▶ _What to do_:
I'd like the number of lines in the material below that include the word "JSON", written with no other text.

▶ _Data for processing_:
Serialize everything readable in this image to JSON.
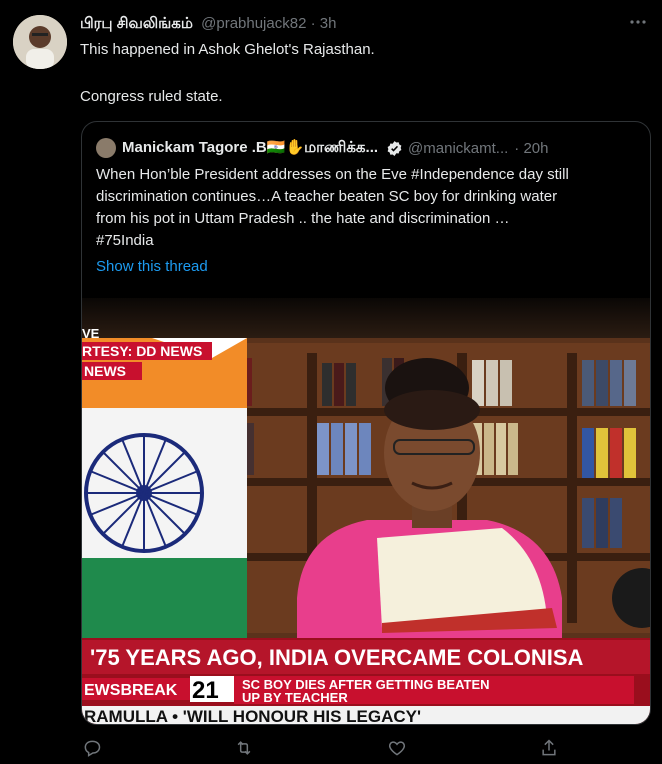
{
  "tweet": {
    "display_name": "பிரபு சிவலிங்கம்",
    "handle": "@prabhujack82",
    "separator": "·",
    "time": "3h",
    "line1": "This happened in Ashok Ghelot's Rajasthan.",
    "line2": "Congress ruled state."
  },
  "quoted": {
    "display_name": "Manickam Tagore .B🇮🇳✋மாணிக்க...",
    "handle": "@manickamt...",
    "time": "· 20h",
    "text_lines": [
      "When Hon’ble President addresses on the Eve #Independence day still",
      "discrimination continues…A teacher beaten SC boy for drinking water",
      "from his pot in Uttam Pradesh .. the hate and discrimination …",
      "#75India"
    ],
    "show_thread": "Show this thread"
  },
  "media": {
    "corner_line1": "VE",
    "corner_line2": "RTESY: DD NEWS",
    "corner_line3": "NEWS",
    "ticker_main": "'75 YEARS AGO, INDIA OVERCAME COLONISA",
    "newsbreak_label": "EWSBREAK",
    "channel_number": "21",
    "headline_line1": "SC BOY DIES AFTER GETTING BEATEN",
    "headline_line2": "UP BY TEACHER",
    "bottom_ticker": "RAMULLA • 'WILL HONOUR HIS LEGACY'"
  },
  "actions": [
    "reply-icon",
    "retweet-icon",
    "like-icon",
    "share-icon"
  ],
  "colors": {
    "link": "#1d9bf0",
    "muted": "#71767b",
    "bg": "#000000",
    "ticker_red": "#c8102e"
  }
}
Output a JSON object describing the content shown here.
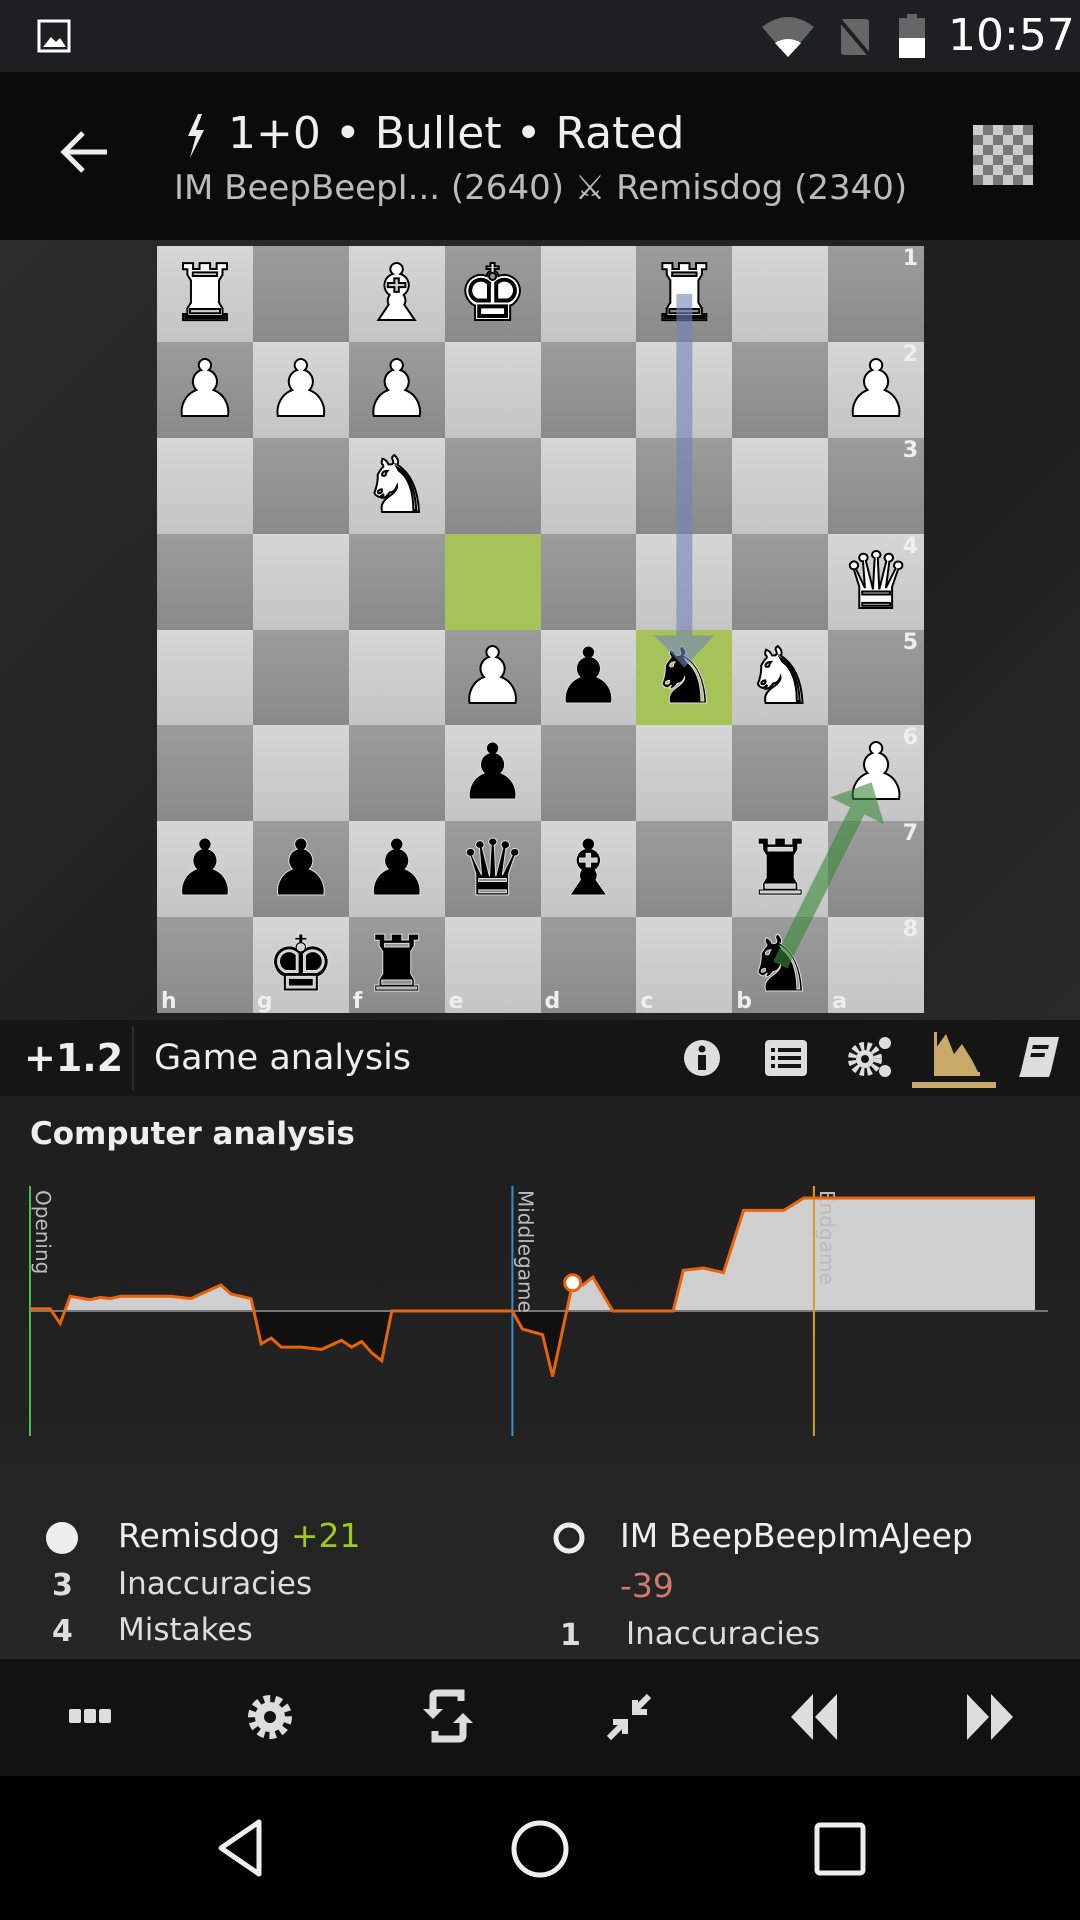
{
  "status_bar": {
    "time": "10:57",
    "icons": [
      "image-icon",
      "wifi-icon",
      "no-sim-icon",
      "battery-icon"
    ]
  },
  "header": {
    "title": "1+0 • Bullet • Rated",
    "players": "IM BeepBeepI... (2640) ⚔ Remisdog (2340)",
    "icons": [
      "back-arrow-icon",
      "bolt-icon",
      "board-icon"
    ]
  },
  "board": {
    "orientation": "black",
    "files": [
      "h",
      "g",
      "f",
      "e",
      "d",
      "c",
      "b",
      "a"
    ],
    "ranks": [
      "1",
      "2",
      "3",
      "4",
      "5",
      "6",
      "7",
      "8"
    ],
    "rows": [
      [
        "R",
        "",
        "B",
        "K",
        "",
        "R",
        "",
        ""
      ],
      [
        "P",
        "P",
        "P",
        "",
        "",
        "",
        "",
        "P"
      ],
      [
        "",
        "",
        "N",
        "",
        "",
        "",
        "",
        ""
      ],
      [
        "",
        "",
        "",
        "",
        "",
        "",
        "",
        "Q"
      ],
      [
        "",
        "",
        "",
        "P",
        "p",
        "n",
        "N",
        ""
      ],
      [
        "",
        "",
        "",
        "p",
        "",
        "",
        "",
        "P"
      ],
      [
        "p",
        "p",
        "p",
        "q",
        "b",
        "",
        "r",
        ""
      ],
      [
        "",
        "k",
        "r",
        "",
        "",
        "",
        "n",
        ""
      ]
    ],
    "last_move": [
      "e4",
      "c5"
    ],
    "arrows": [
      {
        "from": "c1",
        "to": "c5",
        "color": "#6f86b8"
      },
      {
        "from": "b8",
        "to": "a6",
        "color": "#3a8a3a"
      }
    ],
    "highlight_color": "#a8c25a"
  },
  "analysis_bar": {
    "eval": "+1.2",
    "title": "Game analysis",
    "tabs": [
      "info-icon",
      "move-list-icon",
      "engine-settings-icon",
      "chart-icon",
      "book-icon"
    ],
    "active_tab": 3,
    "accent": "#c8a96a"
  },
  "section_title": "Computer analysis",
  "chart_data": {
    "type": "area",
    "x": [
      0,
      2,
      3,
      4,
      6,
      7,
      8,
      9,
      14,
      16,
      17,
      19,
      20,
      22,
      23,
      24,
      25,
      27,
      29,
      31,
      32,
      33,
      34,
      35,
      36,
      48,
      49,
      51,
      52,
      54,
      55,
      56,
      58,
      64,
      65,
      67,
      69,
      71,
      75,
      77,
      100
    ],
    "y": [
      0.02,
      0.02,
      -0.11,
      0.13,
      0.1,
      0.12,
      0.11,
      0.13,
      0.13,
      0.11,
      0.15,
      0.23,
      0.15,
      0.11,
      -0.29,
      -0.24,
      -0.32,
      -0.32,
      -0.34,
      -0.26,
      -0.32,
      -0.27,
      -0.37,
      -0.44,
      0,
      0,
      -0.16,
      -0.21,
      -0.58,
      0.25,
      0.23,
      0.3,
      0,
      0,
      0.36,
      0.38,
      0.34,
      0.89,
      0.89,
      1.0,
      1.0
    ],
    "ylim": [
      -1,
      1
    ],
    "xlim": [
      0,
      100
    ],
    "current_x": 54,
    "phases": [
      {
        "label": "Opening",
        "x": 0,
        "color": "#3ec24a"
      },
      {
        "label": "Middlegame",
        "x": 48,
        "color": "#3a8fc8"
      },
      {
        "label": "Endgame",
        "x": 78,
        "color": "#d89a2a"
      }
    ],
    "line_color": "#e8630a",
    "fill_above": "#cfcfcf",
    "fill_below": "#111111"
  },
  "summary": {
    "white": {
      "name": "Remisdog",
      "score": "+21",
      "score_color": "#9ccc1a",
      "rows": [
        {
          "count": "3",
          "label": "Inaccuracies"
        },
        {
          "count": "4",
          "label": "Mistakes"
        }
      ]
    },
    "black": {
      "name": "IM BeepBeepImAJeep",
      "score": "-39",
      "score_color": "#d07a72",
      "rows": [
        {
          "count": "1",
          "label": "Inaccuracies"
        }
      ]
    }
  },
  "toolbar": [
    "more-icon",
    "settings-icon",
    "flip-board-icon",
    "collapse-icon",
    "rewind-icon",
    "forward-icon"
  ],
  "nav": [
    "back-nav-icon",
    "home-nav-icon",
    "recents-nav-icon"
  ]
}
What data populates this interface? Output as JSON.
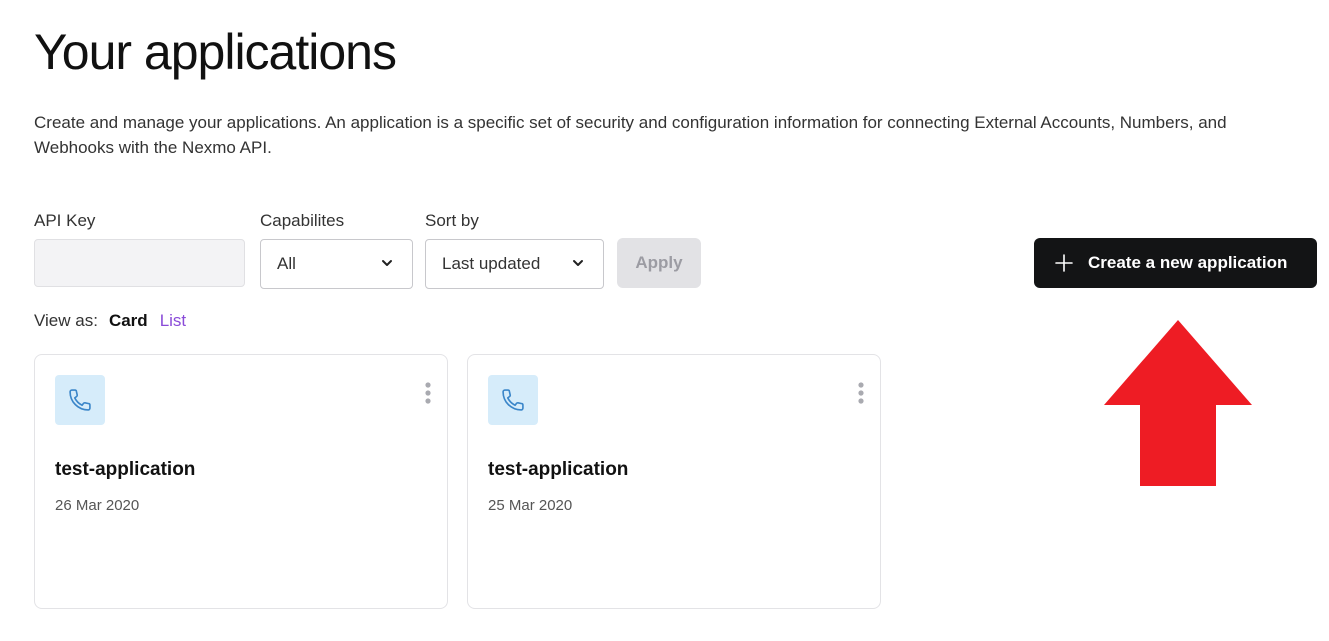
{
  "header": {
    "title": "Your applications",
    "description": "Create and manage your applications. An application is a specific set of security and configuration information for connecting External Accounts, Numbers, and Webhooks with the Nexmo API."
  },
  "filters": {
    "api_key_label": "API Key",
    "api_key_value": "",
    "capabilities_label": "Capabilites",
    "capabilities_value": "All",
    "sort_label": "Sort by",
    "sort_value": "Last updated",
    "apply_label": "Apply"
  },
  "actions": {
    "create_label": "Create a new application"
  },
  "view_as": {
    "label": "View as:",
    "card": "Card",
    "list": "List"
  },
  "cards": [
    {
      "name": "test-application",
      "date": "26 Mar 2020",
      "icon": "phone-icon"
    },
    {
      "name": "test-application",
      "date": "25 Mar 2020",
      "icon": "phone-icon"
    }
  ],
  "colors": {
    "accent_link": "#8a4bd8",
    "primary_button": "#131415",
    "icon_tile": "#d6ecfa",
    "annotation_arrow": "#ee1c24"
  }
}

▶ _Finished exercise_:
3